Good evening to you my friend, I hope the first Sunday in the last month of the year was a good one and finds you and your fine family well.
Indeed Moby/Patrick is a gentleman of the finest order and we've shaken hands and shared a cold beverage a time or two for sure. I believe we must have met close to a decade back now, but hopefully he'll know that date for certain.
Geographically, he's just behind the notch in the mountain - behind the big cliff on the right - in the top photo.
The cliff is known as McIntyre Bluff, where as legend has it, one group of First Nations folks drove another group of less than welcome First Nations folks over the edge.....
It was a territorial dispute of some importance - as in the buffalo grounds on the prairies, good fishing spots meant survival here in southern BC and were hotly contested.

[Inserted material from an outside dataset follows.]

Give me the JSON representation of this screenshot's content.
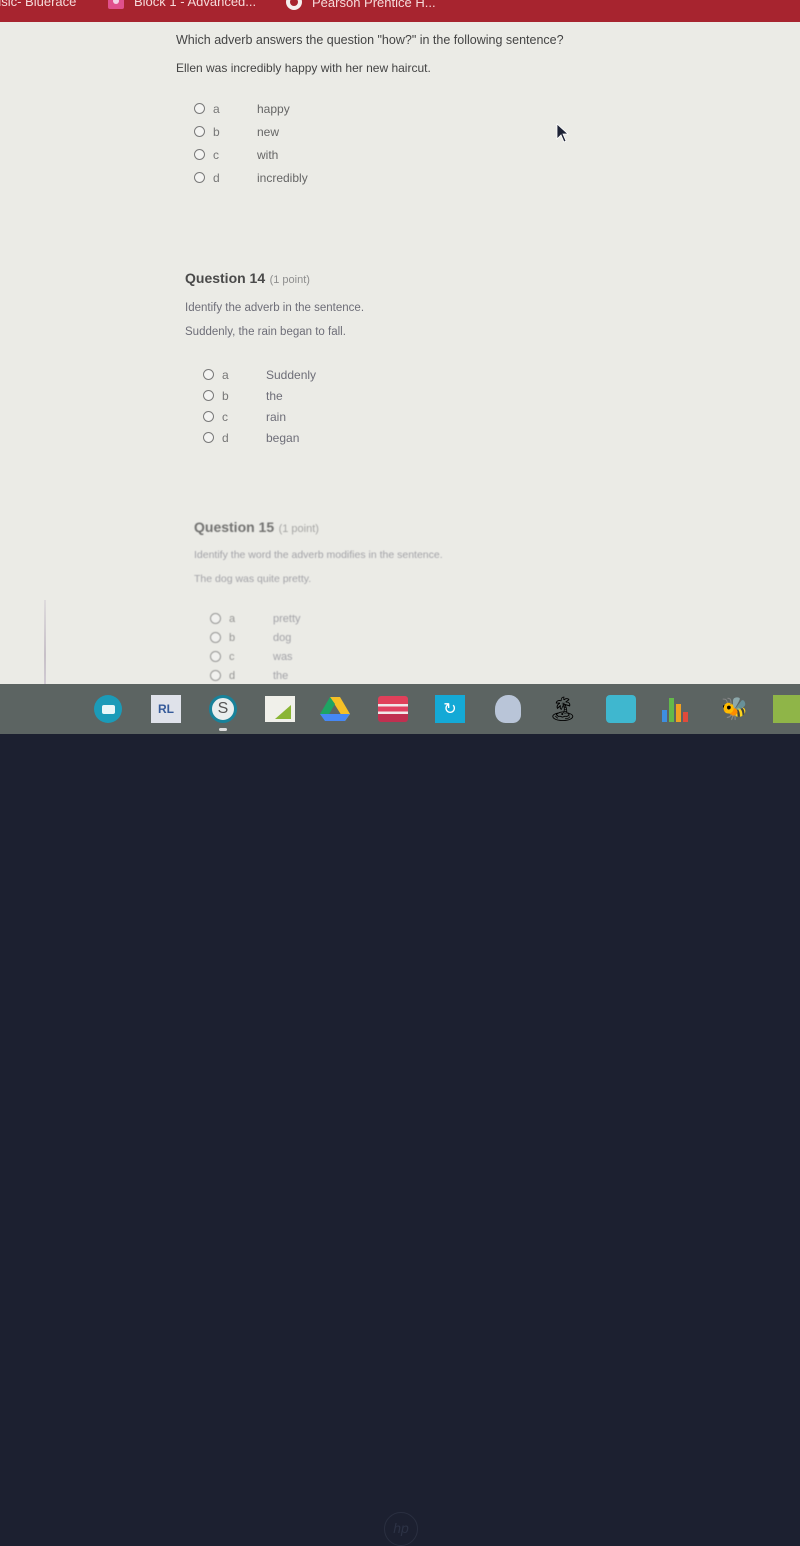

Before it was dammed off to control flooding further downstream in the US, the water fall at Okanagan Falls was one such place where if you and your family group held it, you would be assured of enough food for the winter. If not, well then maybe one starved.
Such was life before the white fur traders came and traded firearms to some of the locals, enabling them to hold the falls and maintain both a livelihood as well as future bargaining rights with the fur trader's descendants.
Speaking of fur traders, the fur used to move through the Interior here on horse pack trains, some of them up to 300 plus horses. As a stock man, I know your mind reels too when thinking about supplying nightly grazing for 300 tired head of pack horses - much less unloading them all. Then of course there's the morning chores of wrangling the herd and throwing 300 diamond hitches....
All on the road down to the Hudson's Bay Company fort at the mouth of the Columbia - Fort Vancouver I believe it would have been. https://oregonencyclopedia.org/articles/hudson_s_bay_company/#.XeR0-ZNKiUk
When the US and Britain began to settle on the 49th parallel as a dividing line, the good folks down there - mostly Scotsmen I'd think - made their way north. One of which was my buddy's grandfather, who settled up here doing some gold mining first and then going into farming/ranching.
Anyway although it's comparatively recent history, it's the history of the area Moby and I call home.
All the best to you folks as we head into winter wabigoon.